*** Data supplied ***

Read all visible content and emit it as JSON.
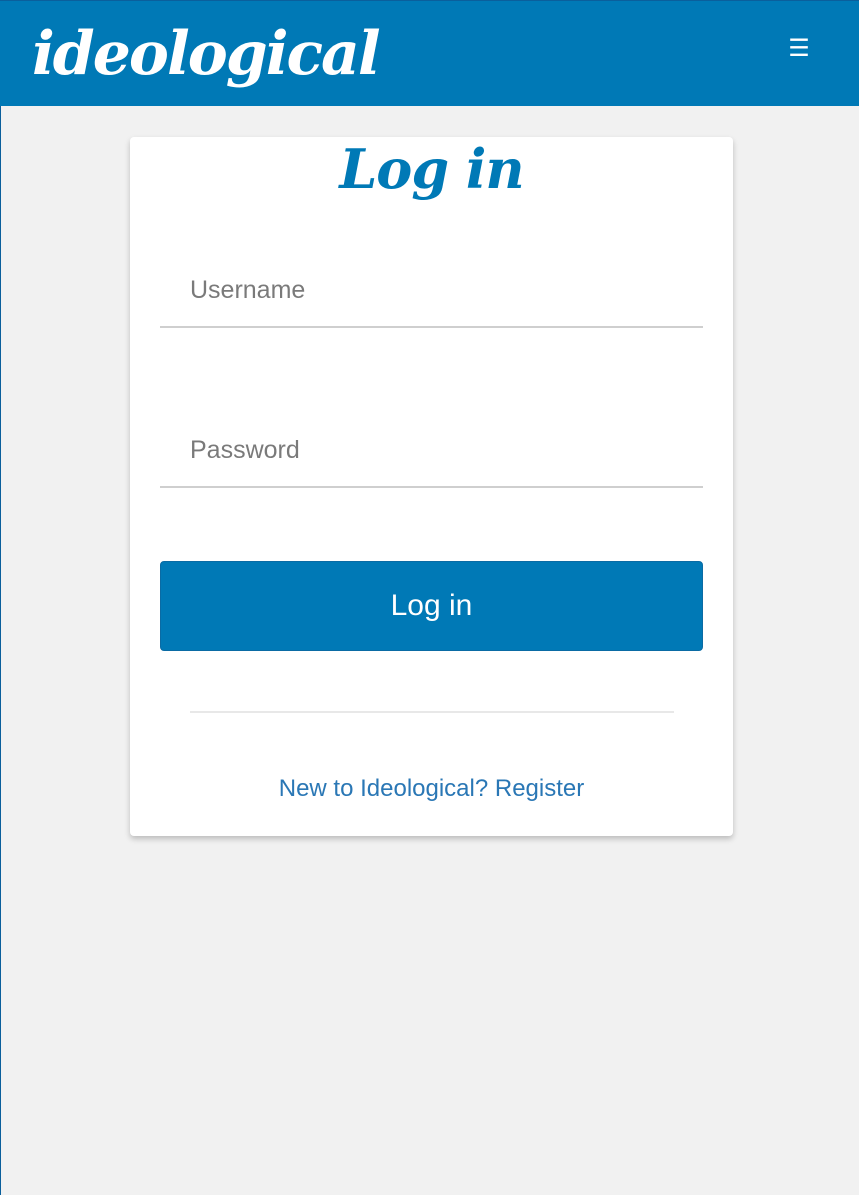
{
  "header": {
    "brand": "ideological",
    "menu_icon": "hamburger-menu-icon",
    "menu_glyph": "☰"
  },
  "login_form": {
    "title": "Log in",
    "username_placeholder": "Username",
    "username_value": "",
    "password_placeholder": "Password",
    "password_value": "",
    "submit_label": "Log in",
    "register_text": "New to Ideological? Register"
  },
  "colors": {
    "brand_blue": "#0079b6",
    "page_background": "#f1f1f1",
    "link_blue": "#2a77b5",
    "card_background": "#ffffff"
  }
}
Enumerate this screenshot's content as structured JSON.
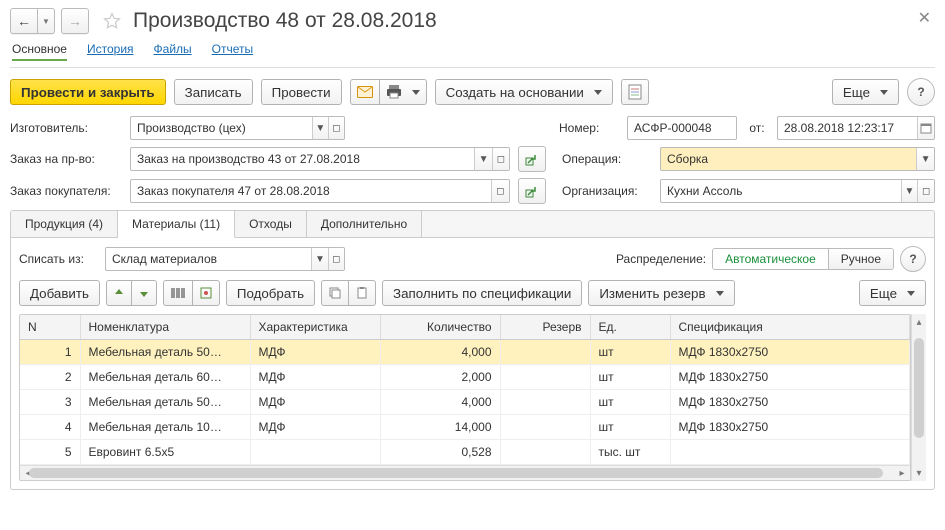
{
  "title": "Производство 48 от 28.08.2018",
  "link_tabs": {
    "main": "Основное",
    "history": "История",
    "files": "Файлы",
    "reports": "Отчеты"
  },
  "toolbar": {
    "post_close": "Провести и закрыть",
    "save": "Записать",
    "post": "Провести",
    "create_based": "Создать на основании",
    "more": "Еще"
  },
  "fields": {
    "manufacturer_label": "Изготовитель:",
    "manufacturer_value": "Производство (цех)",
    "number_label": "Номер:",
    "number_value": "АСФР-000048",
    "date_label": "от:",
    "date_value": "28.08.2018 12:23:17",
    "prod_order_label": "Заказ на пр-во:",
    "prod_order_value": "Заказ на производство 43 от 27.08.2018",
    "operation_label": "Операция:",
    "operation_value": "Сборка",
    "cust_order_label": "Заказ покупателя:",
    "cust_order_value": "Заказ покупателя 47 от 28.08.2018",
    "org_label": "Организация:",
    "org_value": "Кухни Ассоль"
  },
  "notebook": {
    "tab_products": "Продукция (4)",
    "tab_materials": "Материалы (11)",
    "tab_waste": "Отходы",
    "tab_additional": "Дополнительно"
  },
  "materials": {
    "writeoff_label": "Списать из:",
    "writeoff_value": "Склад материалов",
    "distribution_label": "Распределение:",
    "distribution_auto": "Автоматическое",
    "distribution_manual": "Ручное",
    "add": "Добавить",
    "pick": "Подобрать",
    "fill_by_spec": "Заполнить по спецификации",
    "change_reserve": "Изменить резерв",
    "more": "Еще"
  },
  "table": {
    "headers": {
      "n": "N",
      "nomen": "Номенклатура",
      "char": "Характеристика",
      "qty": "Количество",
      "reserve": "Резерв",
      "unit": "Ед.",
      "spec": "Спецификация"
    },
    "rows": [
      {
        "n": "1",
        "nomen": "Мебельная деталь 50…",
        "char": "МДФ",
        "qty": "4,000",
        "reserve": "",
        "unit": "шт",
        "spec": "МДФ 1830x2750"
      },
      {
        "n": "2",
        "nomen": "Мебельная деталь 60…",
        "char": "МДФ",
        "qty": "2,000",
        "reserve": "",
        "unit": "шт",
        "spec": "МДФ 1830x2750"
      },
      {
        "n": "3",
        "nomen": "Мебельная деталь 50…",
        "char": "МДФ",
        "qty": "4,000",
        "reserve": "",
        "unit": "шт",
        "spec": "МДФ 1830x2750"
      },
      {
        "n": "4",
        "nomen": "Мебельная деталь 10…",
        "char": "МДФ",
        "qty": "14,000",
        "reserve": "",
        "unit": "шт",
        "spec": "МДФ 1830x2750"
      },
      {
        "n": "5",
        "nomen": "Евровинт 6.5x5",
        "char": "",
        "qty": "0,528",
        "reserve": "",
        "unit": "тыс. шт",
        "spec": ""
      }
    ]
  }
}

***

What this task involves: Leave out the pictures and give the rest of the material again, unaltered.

Final answer:
Read all visible content and emit it as JSON.
{
  "header": {
    "brand": "ideological",
    "menu_icon": "hamburger-menu-icon",
    "menu_glyph": "☰"
  },
  "login_form": {
    "title": "Log in",
    "username_placeholder": "Username",
    "username_value": "",
    "password_placeholder": "Password",
    "password_value": "",
    "submit_label": "Log in",
    "register_text": "New to Ideological? Register"
  },
  "colors": {
    "brand_blue": "#0079b6",
    "page_background": "#f1f1f1",
    "link_blue": "#2a77b5",
    "card_background": "#ffffff"
  }
}
Enumerate this screenshot's content as structured JSON.
{
  "title": "Производство 48 от 28.08.2018",
  "link_tabs": {
    "main": "Основное",
    "history": "История",
    "files": "Файлы",
    "reports": "Отчеты"
  },
  "toolbar": {
    "post_close": "Провести и закрыть",
    "save": "Записать",
    "post": "Провести",
    "create_based": "Создать на основании",
    "more": "Еще"
  },
  "fields": {
    "manufacturer_label": "Изготовитель:",
    "manufacturer_value": "Производство (цех)",
    "number_label": "Номер:",
    "number_value": "АСФР-000048",
    "date_label": "от:",
    "date_value": "28.08.2018 12:23:17",
    "prod_order_label": "Заказ на пр-во:",
    "prod_order_value": "Заказ на производство 43 от 27.08.2018",
    "operation_label": "Операция:",
    "operation_value": "Сборка",
    "cust_order_label": "Заказ покупателя:",
    "cust_order_value": "Заказ покупателя 47 от 28.08.2018",
    "org_label": "Организация:",
    "org_value": "Кухни Ассоль"
  },
  "notebook": {
    "tab_products": "Продукция (4)",
    "tab_materials": "Материалы (11)",
    "tab_waste": "Отходы",
    "tab_additional": "Дополнительно"
  },
  "materials": {
    "writeoff_label": "Списать из:",
    "writeoff_value": "Склад материалов",
    "distribution_label": "Распределение:",
    "distribution_auto": "Автоматическое",
    "distribution_manual": "Ручное",
    "add": "Добавить",
    "pick": "Подобрать",
    "fill_by_spec": "Заполнить по спецификации",
    "change_reserve": "Изменить резерв",
    "more": "Еще"
  },
  "table": {
    "headers": {
      "n": "N",
      "nomen": "Номенклатура",
      "char": "Характеристика",
      "qty": "Количество",
      "reserve": "Резерв",
      "unit": "Ед.",
      "spec": "Спецификация"
    },
    "rows": [
      {
        "n": "1",
        "nomen": "Мебельная деталь 50…",
        "char": "МДФ",
        "qty": "4,000",
        "reserve": "",
        "unit": "шт",
        "spec": "МДФ 1830x2750"
      },
      {
        "n": "2",
        "nomen": "Мебельная деталь 60…",
        "char": "МДФ",
        "qty": "2,000",
        "reserve": "",
        "unit": "шт",
        "spec": "МДФ 1830x2750"
      },
      {
        "n": "3",
        "nomen": "Мебельная деталь 50…",
        "char": "МДФ",
        "qty": "4,000",
        "reserve": "",
        "unit": "шт",
        "spec": "МДФ 1830x2750"
      },
      {
        "n": "4",
        "nomen": "Мебельная деталь 10…",
        "char": "МДФ",
        "qty": "14,000",
        "reserve": "",
        "unit": "шт",
        "spec": "МДФ 1830x2750"
      },
      {
        "n": "5",
        "nomen": "Евровинт 6.5x5",
        "char": "",
        "qty": "0,528",
        "reserve": "",
        "unit": "тыс. шт",
        "spec": ""
      }
    ]
  }
}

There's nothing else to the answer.